Faces of UMSI: Meg Morrissey
While working toward her bachelor’s degree in playwriting at the University of Missouri, Meg Morrissey not only spent time studying in the university library, but was always intrigued by its special collections, where she came across unique things like items from Mark Twain and original Laura Ingalls Wilder book scripts.
“The one constant throughout my time there was how useful the library was and how cool it seemed to work with special collections,” Meg says.
After working at a brokerage firm and noticing parallels between the electronic resources used in equities research and the technical tools being employed in libraries, Meg began looking at graduate library programs that actively incorporated technology into the curriculum.
It wasn’t until she arrived at UMSI and randomly attended a lecture on digital preservation that she decided to pursue a career in corporate archiving, where she wants to help companies realize what collections of old advertisements, marketing and research can do for them in the future. And in her second year as a preservation of information student, Meg has taken advantage of a number of internships and opportunities to gain experience in her field.
This past summer, she interned at HathiTrust, the multi-library partnership that offers millions of digitized titles from libraries around the world and is led by U-M and Indiana University. She scanned peer websites, examined the documentation they shared, and made recommendations for the HathiTrust site.
“A lot of my recommendations were about usability and having a user-experience designer look at things,” Meg says. “That’s something I got from UMSI, that’s not something you would learn in a library school.”
Meg also participated in UMSI’s Alternative Spring Break program in Washington, DC. She worked at the Georgetown Law Library to digitize papers of George Yamaoka, a lawyer appointed by Gen. Douglas MacArthur to defend accused Japanese war criminals after World War II.
Working with Archivist’s Toolkit to digitize a sample of the documents, Meg helped develop a finding aid and crafted policies and procedures that student workers will use to finish digitizing the remaining 40-plus boxes of Yamaoka’s papers.
Adding to her ASB experience was her decision to be a team leader in charge of raising money to support the program. With no fundraising experience aside from her time as a Girl Scout, Meg convinced students from diverse backgrounds and with little prior fundraising knowledge to join her team and helped coach them to reach their goal.
“I was so proud of my team—to go from not knowing anything about fundraising to raising $300 in a month is awesome,” Meg says. “Being able to persuade someone that your idea is worthwhile is a very valuable and extremely useful skill.”

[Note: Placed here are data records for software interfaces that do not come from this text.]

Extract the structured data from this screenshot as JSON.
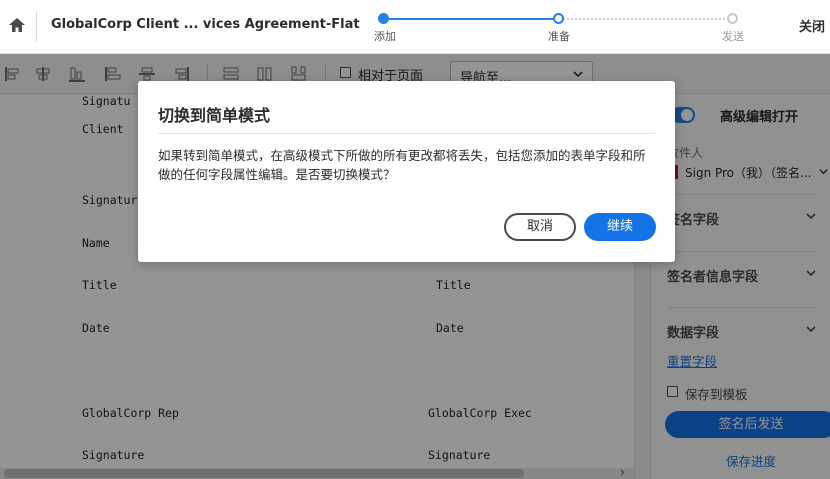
{
  "header": {
    "doc_title": "GlobalCorp Client ... vices Agreement-Flat",
    "steps": [
      "添加",
      "准备",
      "发送"
    ],
    "close_label": "关闭"
  },
  "toolbar": {
    "relative_page_label": "相对于页面",
    "nav_select_value": "导航至..."
  },
  "document": {
    "lines": [
      "Signatu",
      "Client",
      "Signatur",
      "Name",
      "Title",
      "Title",
      "Date",
      "Date",
      "GlobalCorp Rep",
      "GlobalCorp Exec",
      "Signature",
      "Signature"
    ]
  },
  "panel": {
    "toggle_label": "高级编辑打开",
    "recipients_label": "收件人",
    "recipient_value": "Sign Pro（我）（签名...",
    "sections": [
      "签名字段",
      "签名者信息字段",
      "数据字段"
    ],
    "reset_link": "重置字段",
    "save_template_label": "保存到模板",
    "send_button": "签名后发送",
    "save_progress": "保存进度"
  },
  "modal": {
    "title": "切换到简单模式",
    "body": "如果转到简单模式，在高级模式下所做的所有更改都将丢失，包括您添加的表单字段和所做的任何字段属性编辑。是否要切换模式？",
    "cancel_label": "取消",
    "continue_label": "继续"
  },
  "colors": {
    "accent": "#1473e6",
    "step_active": "#2680eb",
    "recipient_marker": "#d3007a"
  }
}
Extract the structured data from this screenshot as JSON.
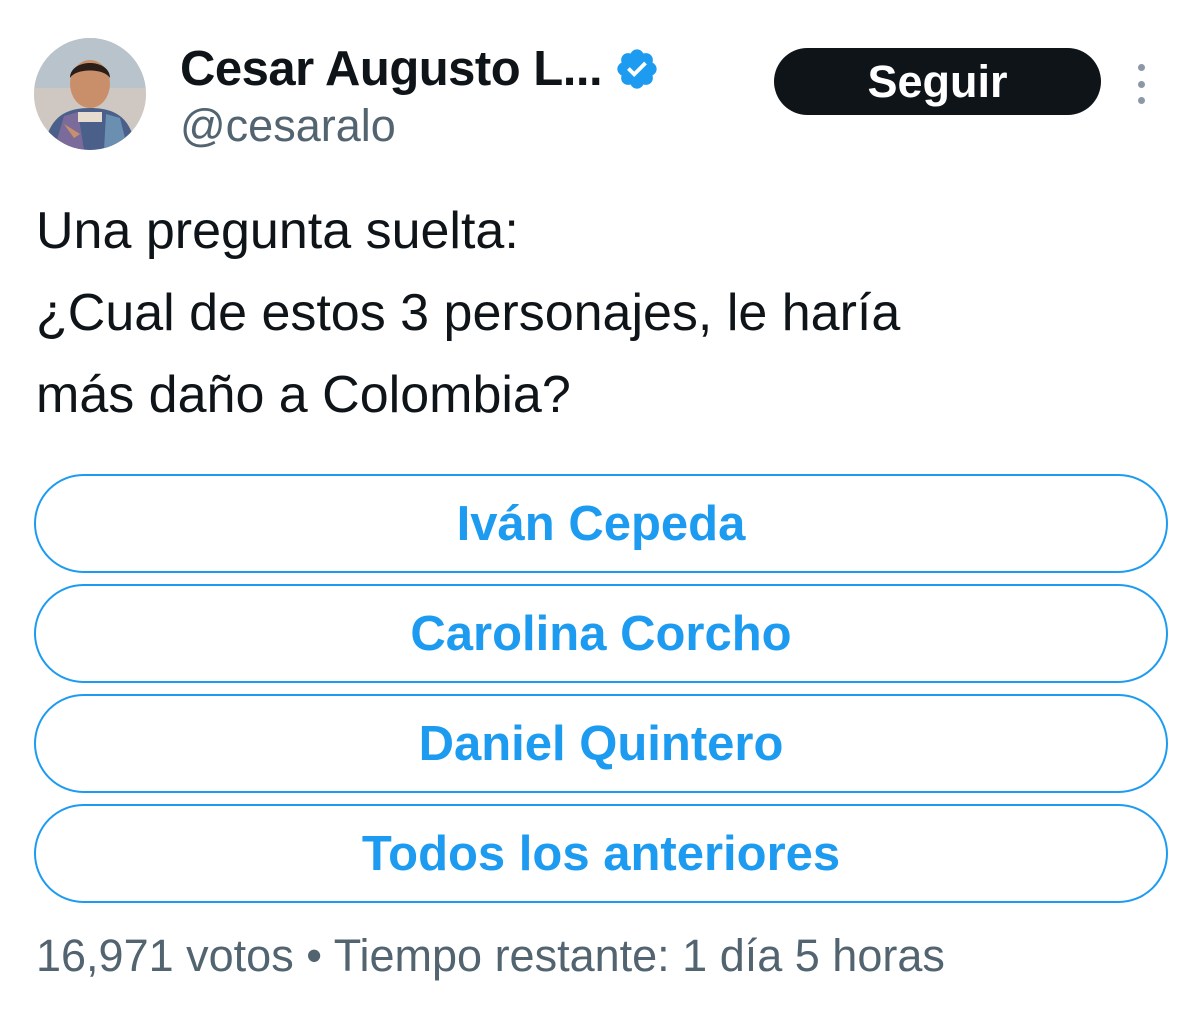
{
  "author": {
    "display_name": "Cesar Augusto L...",
    "handle": "@cesaralo",
    "verified_icon": "verified-badge-icon",
    "avatar": "profile-photo"
  },
  "actions": {
    "follow_label": "Seguir",
    "more_icon": "more-vertical-icon"
  },
  "tweet": {
    "lines": [
      "Una pregunta suelta:",
      "¿Cual de estos 3 personajes, le haría",
      "más daño a Colombia?"
    ]
  },
  "poll": {
    "options": [
      "Iván Cepeda",
      "Carolina Corcho",
      "Daniel Quintero",
      "Todos los anteriores"
    ],
    "votes": "16,971 votos",
    "separator": "•",
    "time_left": "Tiempo restante: 1 día 5 horas"
  },
  "colors": {
    "accent": "#1d9bf0",
    "text": "#0f1419",
    "secondary": "#536471",
    "follow_bg": "#0f1419"
  }
}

In addition to her HathiTrust and ASB experiences, she held another internship at Allied Vaughn, a vendor that indexed General Motors’ design collection. She also has presented projects at the Michigan Library Association conference and QuasiCon, which she sees as a rare opportunity that UMSI offers its students.
“When I looked at other schools, I felt they encouraged students to attend conferences, but at UMSI, they encourage you to present,” Meg says. “That’s a huge difference and says a lot about what they expect of you.”
Meg remains focused on making the most out of her time at UMSI, as she plans to work with a Chicago-based organization during next spring’s ASB and has joined Chicago Area Archivists to get to know the community where she plans to land a job after she graduates in April.